● Exercise goal: Count the lines in the data below where the string "likes" occurs, please, and give the number alone.

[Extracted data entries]
((
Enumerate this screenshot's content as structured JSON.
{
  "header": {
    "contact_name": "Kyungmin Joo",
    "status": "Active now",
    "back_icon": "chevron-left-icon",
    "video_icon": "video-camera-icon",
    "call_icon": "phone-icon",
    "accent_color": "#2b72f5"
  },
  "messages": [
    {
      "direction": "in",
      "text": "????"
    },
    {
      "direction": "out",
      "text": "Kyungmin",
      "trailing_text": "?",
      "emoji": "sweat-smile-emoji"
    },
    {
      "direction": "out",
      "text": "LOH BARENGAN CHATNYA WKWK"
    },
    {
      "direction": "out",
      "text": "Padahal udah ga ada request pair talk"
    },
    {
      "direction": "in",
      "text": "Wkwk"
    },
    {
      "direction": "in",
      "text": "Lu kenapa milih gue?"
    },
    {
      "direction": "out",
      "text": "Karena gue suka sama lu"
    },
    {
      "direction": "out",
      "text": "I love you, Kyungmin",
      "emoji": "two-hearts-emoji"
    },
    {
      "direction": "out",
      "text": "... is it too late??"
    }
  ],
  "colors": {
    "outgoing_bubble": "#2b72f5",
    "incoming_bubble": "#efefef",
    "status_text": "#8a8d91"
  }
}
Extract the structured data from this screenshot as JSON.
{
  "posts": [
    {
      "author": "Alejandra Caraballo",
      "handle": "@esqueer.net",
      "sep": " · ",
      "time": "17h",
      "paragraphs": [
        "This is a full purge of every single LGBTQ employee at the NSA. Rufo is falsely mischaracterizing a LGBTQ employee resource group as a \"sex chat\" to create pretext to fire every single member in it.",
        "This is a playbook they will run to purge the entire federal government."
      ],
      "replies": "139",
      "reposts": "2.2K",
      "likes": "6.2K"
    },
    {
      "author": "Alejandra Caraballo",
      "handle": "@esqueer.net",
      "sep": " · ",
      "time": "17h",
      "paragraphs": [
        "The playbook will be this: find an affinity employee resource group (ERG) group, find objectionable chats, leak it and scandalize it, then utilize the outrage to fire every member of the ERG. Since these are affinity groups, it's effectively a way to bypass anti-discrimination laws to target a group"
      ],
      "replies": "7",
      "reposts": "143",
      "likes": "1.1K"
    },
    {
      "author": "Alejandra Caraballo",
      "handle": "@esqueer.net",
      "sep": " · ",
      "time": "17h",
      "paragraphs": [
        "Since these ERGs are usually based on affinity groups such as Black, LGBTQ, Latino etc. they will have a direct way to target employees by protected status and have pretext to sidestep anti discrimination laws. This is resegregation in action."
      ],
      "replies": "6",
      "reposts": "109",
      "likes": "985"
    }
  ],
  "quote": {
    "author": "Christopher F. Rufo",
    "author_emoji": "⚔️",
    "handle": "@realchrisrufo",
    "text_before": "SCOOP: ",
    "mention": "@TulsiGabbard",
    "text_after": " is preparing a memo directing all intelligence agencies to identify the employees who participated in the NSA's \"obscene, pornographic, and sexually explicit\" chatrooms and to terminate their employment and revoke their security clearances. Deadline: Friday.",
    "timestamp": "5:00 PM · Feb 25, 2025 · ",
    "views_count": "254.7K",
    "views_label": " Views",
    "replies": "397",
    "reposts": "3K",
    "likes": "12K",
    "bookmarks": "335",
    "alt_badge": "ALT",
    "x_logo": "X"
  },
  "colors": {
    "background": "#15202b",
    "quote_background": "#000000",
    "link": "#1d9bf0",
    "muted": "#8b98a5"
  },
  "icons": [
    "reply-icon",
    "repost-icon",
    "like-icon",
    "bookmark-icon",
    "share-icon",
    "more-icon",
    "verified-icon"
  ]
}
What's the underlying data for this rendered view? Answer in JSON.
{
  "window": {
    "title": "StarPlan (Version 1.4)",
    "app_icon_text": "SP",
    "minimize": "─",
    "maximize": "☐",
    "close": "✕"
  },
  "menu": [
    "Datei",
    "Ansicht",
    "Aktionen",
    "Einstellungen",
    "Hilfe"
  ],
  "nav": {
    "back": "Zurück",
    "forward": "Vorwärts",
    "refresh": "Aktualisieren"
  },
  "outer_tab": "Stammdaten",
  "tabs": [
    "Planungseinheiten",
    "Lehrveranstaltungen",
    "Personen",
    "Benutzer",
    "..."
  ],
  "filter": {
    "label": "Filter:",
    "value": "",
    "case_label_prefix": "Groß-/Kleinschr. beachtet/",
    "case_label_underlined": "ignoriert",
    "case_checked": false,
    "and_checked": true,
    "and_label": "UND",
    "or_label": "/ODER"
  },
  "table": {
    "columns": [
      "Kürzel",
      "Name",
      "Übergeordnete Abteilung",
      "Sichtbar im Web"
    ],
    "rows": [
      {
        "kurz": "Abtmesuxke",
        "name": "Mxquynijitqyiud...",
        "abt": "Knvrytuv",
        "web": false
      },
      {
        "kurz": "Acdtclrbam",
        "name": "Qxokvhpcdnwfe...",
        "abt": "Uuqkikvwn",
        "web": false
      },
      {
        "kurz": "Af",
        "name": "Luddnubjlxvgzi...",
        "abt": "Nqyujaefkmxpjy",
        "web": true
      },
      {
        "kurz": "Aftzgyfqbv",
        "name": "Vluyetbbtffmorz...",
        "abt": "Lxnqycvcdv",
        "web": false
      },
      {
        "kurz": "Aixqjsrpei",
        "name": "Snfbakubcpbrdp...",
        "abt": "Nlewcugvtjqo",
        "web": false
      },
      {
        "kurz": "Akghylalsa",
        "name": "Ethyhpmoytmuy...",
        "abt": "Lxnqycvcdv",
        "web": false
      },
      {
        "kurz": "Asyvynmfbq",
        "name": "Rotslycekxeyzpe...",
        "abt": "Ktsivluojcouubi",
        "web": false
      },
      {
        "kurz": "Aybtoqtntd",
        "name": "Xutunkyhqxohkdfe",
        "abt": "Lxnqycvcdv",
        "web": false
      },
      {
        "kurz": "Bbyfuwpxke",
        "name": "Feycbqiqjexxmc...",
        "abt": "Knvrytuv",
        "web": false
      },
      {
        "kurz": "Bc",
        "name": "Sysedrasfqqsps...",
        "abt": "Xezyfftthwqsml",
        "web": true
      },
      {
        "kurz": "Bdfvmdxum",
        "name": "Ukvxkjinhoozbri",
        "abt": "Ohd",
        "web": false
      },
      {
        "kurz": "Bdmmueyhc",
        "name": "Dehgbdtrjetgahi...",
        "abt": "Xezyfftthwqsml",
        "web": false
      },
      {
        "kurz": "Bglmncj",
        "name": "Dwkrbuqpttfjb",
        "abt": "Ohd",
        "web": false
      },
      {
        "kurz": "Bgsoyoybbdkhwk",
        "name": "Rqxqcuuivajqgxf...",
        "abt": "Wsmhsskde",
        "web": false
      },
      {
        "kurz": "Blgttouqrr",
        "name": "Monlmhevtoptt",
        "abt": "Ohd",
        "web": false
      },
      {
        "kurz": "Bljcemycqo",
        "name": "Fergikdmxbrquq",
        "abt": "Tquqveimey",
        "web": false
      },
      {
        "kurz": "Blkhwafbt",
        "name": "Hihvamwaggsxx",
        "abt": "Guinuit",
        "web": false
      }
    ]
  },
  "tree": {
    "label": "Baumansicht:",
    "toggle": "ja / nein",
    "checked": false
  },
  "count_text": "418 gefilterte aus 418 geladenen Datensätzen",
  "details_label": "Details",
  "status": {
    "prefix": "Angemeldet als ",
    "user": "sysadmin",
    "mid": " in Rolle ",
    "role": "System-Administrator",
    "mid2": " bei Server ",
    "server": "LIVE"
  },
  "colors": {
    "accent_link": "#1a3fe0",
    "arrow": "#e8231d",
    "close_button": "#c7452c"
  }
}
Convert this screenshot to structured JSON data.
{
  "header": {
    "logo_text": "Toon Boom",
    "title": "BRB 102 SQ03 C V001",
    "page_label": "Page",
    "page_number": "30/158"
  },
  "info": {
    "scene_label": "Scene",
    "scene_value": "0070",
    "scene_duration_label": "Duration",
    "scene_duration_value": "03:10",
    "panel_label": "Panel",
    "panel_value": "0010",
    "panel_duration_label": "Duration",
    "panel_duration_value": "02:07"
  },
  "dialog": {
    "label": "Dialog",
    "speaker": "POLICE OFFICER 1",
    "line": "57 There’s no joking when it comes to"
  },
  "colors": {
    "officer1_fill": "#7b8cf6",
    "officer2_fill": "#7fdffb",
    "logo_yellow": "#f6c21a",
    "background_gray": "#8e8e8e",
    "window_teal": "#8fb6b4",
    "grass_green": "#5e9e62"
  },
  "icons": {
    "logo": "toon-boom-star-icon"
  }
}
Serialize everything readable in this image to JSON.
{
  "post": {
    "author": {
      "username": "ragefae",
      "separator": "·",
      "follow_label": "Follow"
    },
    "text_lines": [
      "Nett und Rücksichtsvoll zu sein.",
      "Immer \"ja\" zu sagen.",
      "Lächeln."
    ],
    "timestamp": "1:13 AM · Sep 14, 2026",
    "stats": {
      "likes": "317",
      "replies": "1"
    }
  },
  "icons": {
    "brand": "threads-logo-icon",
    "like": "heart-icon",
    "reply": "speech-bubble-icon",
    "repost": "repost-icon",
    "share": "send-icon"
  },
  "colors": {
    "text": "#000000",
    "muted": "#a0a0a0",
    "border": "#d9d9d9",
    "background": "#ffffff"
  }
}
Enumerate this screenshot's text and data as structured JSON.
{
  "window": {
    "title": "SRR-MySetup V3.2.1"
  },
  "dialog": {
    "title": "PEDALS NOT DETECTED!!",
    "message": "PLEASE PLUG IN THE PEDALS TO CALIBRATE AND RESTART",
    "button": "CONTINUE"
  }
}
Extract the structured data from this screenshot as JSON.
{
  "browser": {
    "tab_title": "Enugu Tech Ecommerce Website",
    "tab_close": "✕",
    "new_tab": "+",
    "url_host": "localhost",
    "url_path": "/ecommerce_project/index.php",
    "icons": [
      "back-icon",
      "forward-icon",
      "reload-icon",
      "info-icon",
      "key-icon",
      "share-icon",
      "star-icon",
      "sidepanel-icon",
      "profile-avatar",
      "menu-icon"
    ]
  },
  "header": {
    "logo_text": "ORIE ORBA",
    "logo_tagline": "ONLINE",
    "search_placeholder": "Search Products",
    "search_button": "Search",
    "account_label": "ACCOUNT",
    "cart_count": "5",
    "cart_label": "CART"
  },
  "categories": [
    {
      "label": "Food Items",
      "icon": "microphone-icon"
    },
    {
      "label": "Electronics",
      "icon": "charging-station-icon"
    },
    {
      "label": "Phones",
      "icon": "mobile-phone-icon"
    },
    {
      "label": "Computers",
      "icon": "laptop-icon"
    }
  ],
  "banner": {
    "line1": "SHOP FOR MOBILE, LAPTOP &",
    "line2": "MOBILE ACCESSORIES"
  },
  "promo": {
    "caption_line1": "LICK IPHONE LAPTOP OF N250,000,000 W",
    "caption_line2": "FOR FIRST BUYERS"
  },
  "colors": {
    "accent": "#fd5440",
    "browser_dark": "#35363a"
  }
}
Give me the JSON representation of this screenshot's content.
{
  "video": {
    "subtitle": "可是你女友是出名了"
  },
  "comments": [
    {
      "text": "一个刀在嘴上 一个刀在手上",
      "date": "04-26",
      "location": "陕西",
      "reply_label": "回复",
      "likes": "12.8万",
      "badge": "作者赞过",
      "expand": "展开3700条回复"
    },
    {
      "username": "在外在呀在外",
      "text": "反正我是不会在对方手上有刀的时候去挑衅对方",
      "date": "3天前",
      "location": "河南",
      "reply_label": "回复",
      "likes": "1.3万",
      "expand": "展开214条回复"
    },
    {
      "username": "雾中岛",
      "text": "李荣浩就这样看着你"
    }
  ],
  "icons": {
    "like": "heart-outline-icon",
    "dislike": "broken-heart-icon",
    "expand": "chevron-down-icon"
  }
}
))
● Result for this task: 7